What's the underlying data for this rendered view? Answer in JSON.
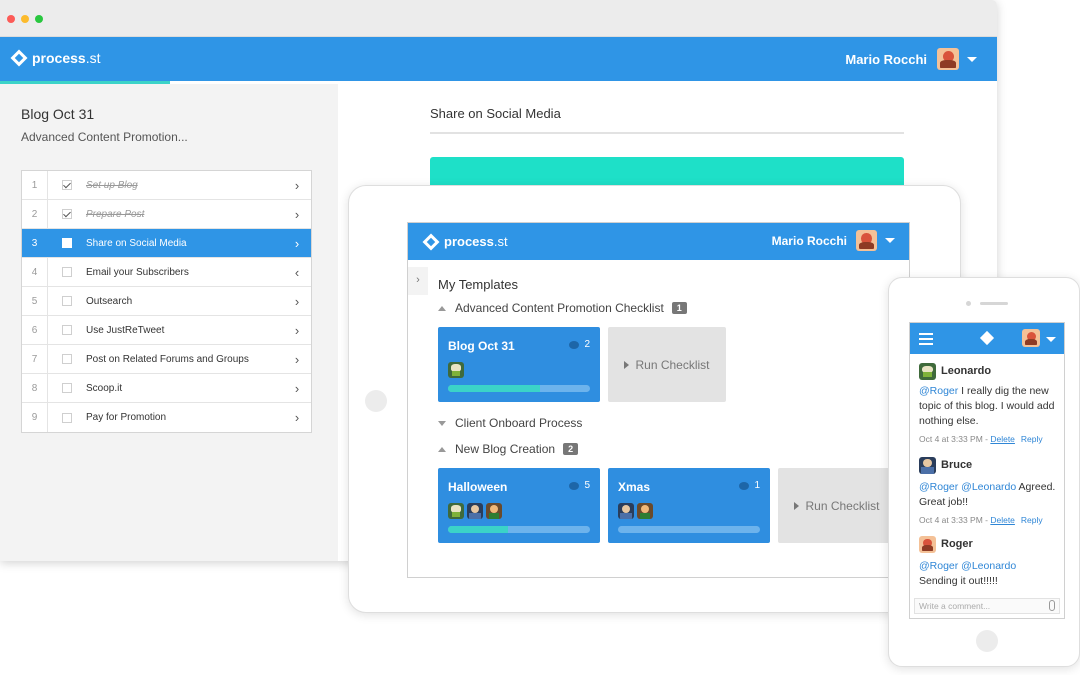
{
  "brand": {
    "name": "process",
    "suffix": ".st",
    "blue": "#2f95e6",
    "teal": "#1ee0c8"
  },
  "user": {
    "name": "Mario Rocchi"
  },
  "desktop": {
    "checklist_title": "Blog Oct 31",
    "checklist_subtitle": "Advanced Content Promotion...",
    "tasks": [
      {
        "num": "1",
        "label": "Set up Blog",
        "done": true,
        "active": false,
        "arrow": "›"
      },
      {
        "num": "2",
        "label": "Prepare Post",
        "done": true,
        "active": false,
        "arrow": "›"
      },
      {
        "num": "3",
        "label": "Share on Social Media",
        "done": false,
        "active": true,
        "arrow": "›"
      },
      {
        "num": "4",
        "label": "Email your Subscribers",
        "done": false,
        "active": false,
        "arrow": "‹"
      },
      {
        "num": "5",
        "label": "Outsearch",
        "done": false,
        "active": false,
        "arrow": "›"
      },
      {
        "num": "6",
        "label": "Use JustReTweet",
        "done": false,
        "active": false,
        "arrow": "›"
      },
      {
        "num": "7",
        "label": "Post on Related Forums and Groups",
        "done": false,
        "active": false,
        "arrow": "›"
      },
      {
        "num": "8",
        "label": "Scoop.it",
        "done": false,
        "active": false,
        "arrow": "›"
      },
      {
        "num": "9",
        "label": "Pay for Promotion",
        "done": false,
        "active": false,
        "arrow": "›"
      }
    ],
    "task_title": "Share on Social Media"
  },
  "tablet": {
    "heading": "My Templates",
    "groups": [
      {
        "name": "Advanced Content Promotion Checklist",
        "count": "1"
      },
      {
        "name": "Client Onboard Process",
        "count": ""
      },
      {
        "name": "New Blog Creation",
        "count": "2"
      }
    ],
    "cards": [
      {
        "title": "Blog Oct 31",
        "comments": "2",
        "progress": 0.65
      },
      {
        "title": "Halloween",
        "comments": "5",
        "progress": 0.42
      },
      {
        "title": "Xmas",
        "comments": "1",
        "progress": 0.0
      }
    ],
    "run_label": "Run Checklist"
  },
  "phone": {
    "comments": [
      {
        "author": "Leonardo",
        "mention": "@Roger",
        "text": " I really dig the new topic of this blog. I would add nothing else.",
        "time": "Oct 4 at 3:33 PM - ",
        "delete": "Delete",
        "reply": "Reply"
      },
      {
        "author": "Bruce",
        "mention": "@Roger @Leonardo",
        "text": " Agreed. Great job!!",
        "time": "Oct 4 at 3:33 PM - ",
        "delete": "Delete",
        "reply": "Reply"
      },
      {
        "author": "Roger",
        "mention": "@Roger @Leonardo",
        "text": " Sending it out!!!!!"
      }
    ],
    "input_placeholder": "Write a comment..."
  }
}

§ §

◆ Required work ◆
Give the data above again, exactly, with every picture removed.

◆ Output for this task ◆
What's the underlying data for this rendered view? Answer in JSON.
{
  "brand": {
    "name": "process",
    "suffix": ".st",
    "blue": "#2f95e6",
    "teal": "#1ee0c8"
  },
  "user": {
    "name": "Mario Rocchi"
  },
  "desktop": {
    "checklist_title": "Blog Oct 31",
    "checklist_subtitle": "Advanced Content Promotion...",
    "tasks": [
      {
        "num": "1",
        "label": "Set up Blog",
        "done": true,
        "active": false,
        "arrow": "›"
      },
      {
        "num": "2",
        "label": "Prepare Post",
        "done": true,
        "active": false,
        "arrow": "›"
      },
      {
        "num": "3",
        "label": "Share on Social Media",
        "done": false,
        "active": true,
        "arrow": "›"
      },
      {
        "num": "4",
        "label": "Email your Subscribers",
        "done": false,
        "active": false,
        "arrow": "‹"
      },
      {
        "num": "5",
        "label": "Outsearch",
        "done": false,
        "active": false,
        "arrow": "›"
      },
      {
        "num": "6",
        "label": "Use JustReTweet",
        "done": false,
        "active": false,
        "arrow": "›"
      },
      {
        "num": "7",
        "label": "Post on Related Forums and Groups",
        "done": false,
        "active": false,
        "arrow": "›"
      },
      {
        "num": "8",
        "label": "Scoop.it",
        "done": false,
        "active": false,
        "arrow": "›"
      },
      {
        "num": "9",
        "label": "Pay for Promotion",
        "done": false,
        "active": false,
        "arrow": "›"
      }
    ],
    "task_title": "Share on Social Media"
  },
  "tablet": {
    "heading": "My Templates",
    "groups": [
      {
        "name": "Advanced Content Promotion Checklist",
        "count": "1"
      },
      {
        "name": "Client Onboard Process",
        "count": ""
      },
      {
        "name": "New Blog Creation",
        "count": "2"
      }
    ],
    "cards": [
      {
        "title": "Blog Oct 31",
        "comments": "2",
        "progress": 0.65
      },
      {
        "title": "Halloween",
        "comments": "5",
        "progress": 0.42
      },
      {
        "title": "Xmas",
        "comments": "1",
        "progress": 0.0
      }
    ],
    "run_label": "Run Checklist"
  },
  "phone": {
    "comments": [
      {
        "author": "Leonardo",
        "mention": "@Roger",
        "text": " I really dig the new topic of this blog. I would add nothing else.",
        "time": "Oct 4 at 3:33 PM - ",
        "delete": "Delete",
        "reply": "Reply"
      },
      {
        "author": "Bruce",
        "mention": "@Roger @Leonardo",
        "text": " Agreed. Great job!!",
        "time": "Oct 4 at 3:33 PM - ",
        "delete": "Delete",
        "reply": "Reply"
      },
      {
        "author": "Roger",
        "mention": "@Roger @Leonardo",
        "text": " Sending it out!!!!!"
      }
    ],
    "input_placeholder": "Write a comment..."
  }
}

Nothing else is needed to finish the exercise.